━━━ RECORD EXTRACTS ━━━

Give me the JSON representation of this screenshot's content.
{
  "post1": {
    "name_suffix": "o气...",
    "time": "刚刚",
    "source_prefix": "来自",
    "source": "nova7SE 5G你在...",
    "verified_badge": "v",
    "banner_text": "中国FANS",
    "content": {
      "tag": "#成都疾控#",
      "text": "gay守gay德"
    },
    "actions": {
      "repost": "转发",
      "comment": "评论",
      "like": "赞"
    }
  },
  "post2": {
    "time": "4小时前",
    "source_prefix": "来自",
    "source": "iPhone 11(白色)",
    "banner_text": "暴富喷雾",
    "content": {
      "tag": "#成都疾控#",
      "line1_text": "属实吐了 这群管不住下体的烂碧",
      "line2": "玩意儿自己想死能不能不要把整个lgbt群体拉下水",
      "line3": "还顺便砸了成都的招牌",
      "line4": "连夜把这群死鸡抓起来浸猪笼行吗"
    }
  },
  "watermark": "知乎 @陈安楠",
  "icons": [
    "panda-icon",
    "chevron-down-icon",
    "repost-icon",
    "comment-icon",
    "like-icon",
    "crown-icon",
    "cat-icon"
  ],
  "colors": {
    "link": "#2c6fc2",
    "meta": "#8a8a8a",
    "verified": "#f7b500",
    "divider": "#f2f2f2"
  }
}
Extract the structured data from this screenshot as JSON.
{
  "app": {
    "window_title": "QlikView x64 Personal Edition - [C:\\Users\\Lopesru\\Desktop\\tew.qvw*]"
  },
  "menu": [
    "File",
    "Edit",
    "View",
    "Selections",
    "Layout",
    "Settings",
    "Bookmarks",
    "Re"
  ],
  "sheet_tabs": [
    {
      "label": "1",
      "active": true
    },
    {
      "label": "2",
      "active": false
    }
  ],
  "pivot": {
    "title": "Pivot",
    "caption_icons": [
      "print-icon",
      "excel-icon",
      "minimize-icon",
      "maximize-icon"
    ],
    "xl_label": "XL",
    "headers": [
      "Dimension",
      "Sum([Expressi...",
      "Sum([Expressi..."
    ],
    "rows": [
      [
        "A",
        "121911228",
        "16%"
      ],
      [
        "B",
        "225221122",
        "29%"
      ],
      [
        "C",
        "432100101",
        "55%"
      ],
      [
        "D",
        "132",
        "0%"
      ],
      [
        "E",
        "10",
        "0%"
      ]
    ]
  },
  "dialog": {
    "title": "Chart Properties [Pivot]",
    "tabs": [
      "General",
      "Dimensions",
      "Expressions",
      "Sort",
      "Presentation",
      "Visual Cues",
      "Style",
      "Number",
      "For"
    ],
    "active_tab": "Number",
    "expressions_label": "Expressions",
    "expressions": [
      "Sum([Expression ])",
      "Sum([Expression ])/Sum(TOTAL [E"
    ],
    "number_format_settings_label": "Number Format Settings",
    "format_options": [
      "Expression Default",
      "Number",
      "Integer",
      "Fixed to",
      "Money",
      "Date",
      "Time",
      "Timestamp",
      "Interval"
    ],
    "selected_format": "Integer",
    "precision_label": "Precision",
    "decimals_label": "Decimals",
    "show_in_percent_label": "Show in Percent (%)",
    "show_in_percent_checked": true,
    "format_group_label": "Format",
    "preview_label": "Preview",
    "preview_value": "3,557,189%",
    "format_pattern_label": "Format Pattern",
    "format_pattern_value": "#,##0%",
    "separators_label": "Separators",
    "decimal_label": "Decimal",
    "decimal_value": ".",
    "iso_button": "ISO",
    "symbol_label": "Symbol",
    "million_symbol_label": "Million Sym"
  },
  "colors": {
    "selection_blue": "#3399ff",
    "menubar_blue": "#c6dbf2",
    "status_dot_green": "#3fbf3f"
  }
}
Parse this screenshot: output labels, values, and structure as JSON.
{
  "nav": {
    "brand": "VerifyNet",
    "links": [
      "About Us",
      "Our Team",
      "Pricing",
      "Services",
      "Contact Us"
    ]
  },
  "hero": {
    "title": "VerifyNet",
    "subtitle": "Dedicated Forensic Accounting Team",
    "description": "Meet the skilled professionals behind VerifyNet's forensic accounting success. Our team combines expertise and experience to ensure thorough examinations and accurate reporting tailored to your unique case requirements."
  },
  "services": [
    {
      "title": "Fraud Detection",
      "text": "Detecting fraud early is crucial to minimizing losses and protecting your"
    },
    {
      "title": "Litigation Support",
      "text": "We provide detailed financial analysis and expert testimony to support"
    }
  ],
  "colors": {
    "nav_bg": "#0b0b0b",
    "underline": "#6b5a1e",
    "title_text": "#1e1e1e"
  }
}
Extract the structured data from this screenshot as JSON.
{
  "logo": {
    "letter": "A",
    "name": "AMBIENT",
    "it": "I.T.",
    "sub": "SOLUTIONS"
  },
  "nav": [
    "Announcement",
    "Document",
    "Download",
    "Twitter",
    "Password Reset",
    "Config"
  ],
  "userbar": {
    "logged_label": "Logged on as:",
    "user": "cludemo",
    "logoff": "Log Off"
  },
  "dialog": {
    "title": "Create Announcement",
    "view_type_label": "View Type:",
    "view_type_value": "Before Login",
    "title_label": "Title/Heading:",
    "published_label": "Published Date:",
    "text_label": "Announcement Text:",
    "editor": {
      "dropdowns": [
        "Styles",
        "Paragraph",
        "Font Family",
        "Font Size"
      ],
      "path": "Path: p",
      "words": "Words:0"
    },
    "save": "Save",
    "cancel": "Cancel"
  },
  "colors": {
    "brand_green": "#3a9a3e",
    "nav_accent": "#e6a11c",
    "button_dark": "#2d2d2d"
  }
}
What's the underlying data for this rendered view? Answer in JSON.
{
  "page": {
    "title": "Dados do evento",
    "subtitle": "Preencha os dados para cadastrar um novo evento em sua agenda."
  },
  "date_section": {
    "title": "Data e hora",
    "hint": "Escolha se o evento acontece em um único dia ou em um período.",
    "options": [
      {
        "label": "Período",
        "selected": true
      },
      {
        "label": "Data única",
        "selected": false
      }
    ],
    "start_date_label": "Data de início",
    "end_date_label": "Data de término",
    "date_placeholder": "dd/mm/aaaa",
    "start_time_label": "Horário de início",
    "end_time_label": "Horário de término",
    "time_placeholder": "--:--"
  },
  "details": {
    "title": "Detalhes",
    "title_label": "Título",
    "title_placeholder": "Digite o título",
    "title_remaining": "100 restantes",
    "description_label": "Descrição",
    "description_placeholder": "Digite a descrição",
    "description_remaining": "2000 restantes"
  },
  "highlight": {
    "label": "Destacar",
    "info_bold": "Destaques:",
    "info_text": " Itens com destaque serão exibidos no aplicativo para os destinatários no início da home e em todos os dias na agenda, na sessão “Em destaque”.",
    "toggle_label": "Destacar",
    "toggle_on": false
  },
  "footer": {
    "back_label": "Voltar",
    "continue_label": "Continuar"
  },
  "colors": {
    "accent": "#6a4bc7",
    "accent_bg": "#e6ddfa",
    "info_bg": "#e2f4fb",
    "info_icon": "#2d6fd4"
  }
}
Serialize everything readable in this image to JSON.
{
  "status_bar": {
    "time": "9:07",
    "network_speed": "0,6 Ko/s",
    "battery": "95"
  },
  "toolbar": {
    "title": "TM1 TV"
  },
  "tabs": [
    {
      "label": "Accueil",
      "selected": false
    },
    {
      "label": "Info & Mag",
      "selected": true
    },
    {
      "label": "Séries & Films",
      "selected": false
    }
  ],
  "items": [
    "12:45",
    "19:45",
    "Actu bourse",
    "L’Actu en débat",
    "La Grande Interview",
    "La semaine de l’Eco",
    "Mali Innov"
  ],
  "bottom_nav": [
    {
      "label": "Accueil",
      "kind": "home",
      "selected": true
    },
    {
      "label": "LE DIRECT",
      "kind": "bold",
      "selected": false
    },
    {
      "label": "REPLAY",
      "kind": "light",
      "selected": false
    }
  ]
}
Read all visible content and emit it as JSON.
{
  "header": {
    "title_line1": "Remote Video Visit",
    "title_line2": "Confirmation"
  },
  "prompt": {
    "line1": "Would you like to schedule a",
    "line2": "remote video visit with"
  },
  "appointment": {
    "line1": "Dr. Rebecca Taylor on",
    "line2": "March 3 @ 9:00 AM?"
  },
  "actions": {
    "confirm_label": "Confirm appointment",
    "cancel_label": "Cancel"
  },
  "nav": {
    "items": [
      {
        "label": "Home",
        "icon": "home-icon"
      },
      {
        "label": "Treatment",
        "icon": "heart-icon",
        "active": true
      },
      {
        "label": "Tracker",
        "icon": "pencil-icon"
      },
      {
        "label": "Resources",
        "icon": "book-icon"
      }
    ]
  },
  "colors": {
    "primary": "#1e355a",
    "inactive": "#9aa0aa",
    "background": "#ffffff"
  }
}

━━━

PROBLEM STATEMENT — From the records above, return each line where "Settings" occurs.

RESULT OF THE EXERCISE —
    "Settings",
    "number_format_settings_label": "Number Format Settings",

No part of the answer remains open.